The Beatles have been one of my favorite groups since I was a teen.
If you haven’t heard, the library is offering a variety of Fab Four programs, including lectures, a movie and pictures, through Feb. 13.
I was too young to remember the Beatles in their heyday. Nor do I remember their 1972 break-up. But, growing up, watching their cartoons, seeing them on talk shows, musical specials and news programs, I was inundated and became a fan.
Their lyrics were fun and almost whimsical to me.
Maybe too whimsical.
I’m still not sure what “pigs from a gun” or “yellow matter custard, dripping from a dead dog’s eye” means.
I’ve stopped trying to understand the meanings.

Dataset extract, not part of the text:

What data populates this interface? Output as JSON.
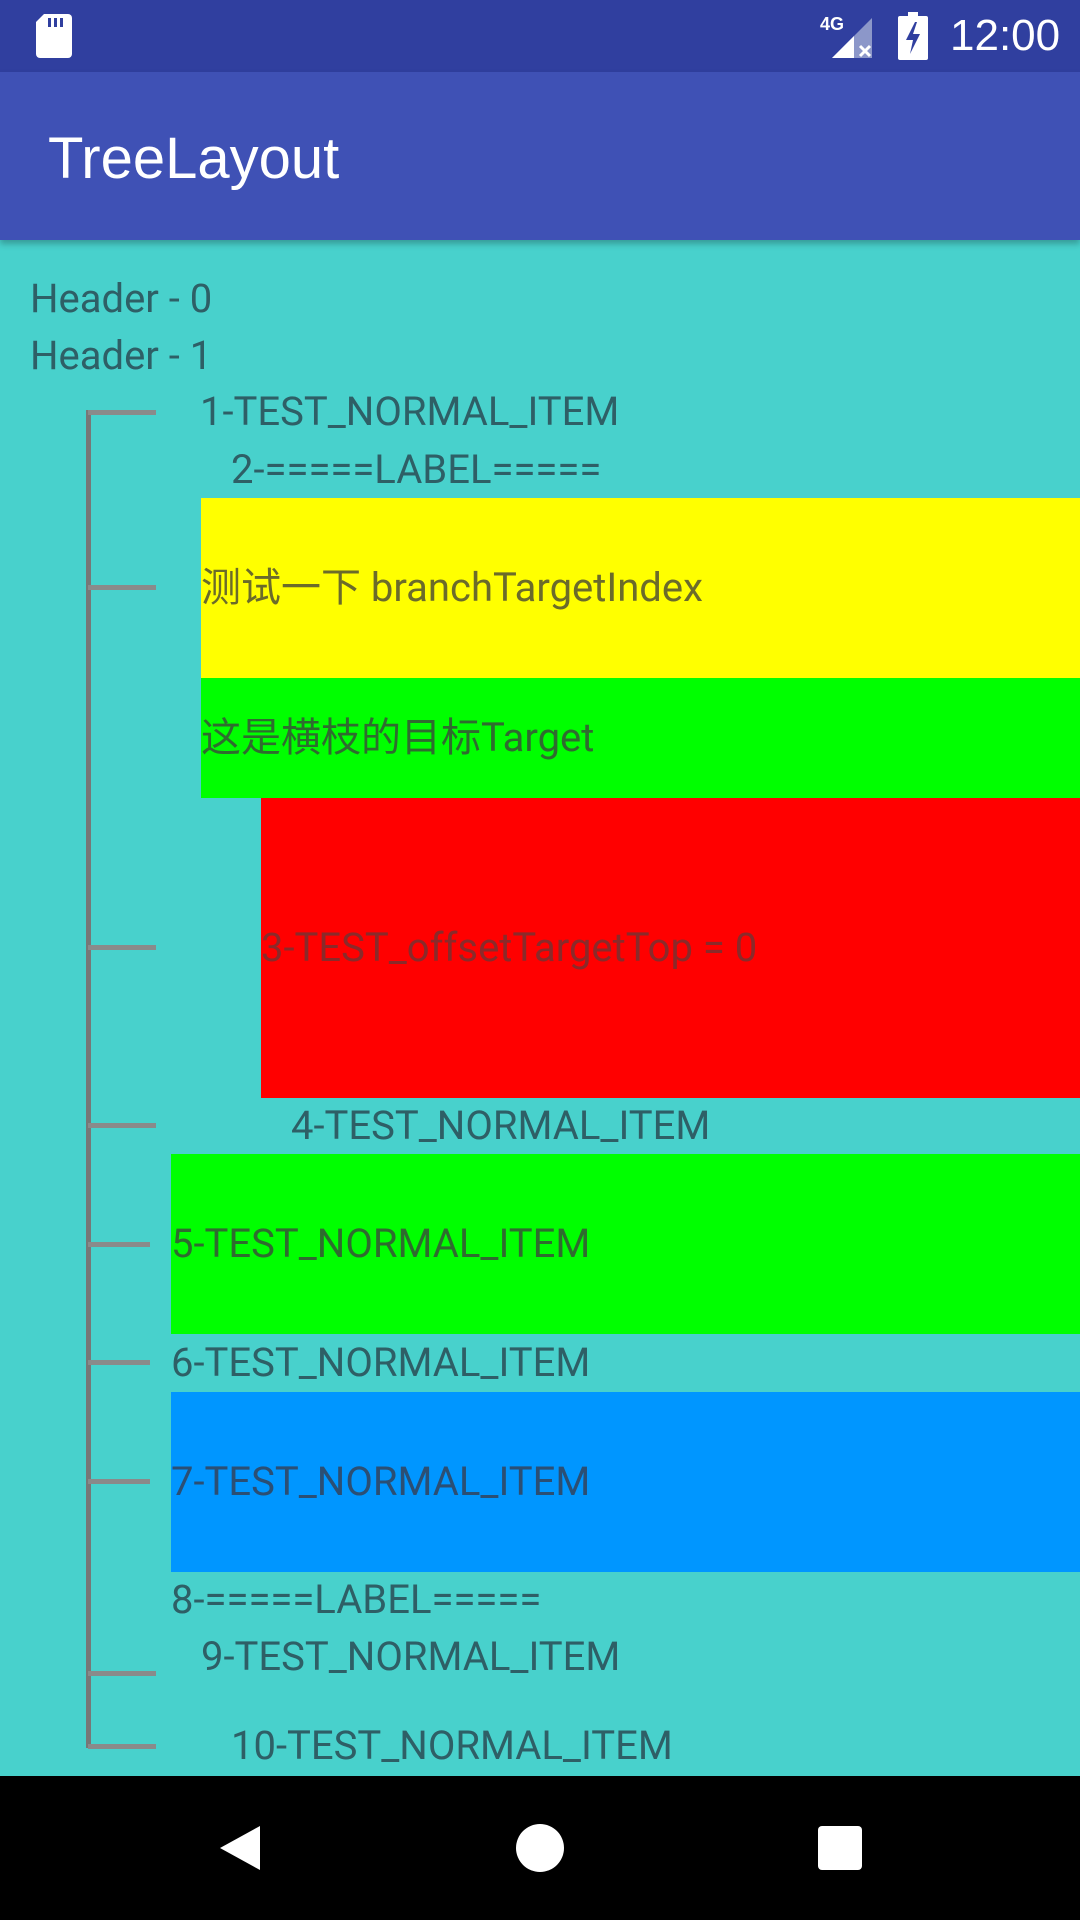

I just buckle up and enjoy the trip they take me on — a Magical Mystery Tour back to my youth and a time when my biggest worries were catching fireflies and eating Cap’n Crunch cereal.
I was introduced to the band before I actually knew who they were.
When I was about 8, my birthday cake had four figures placed on it. There was a drummer and three guitarists. Each one was about 2 inches tall.
I can see them now. The sky-blue suited figures, with black hair. They sat on a flat base, like the army men that were popular with my generation.
Those figures were the Beatles.
I wish I knew where those figures are now.
I would probably lend them to the library for their displays.
Being a fan of the boys, I turned on the 50th anniversary TV special Feb. 9.
And while not a fan of groups or individuals covering the Beatles, I was impressed with Paul and Ringo, the two remaining Beatles. The guys brought down the house, both individually and together.
The biggest surprise of the night for me was not knowing the two could still rock, it was what I learned about the ballad, “Let it Be.”
“When I find myself in times of trouble, Mother Mary comes to me, speaking words of wisdom, let it be...”
I always thought Paul was singing about the Virgin Mary. He was not.
During the show I found out Paul was singing about his mom, Mary, who had died. I felt a moment of triumph and was able to add a little extra piece to my Beatles bag of trivia.
However, there are a few pieces missing.
I wish someone would have explained to me the meaning of a “joo-joo eyeball” or “walrus gumboot.”
And, does anyone know if you can actually “get a tan from standing in the English rain?”
Maybe that will be explained during the 60th anniversary special?
I have a feeling that Paul, Ringo and their music are going to be around for a lot more anniversaries.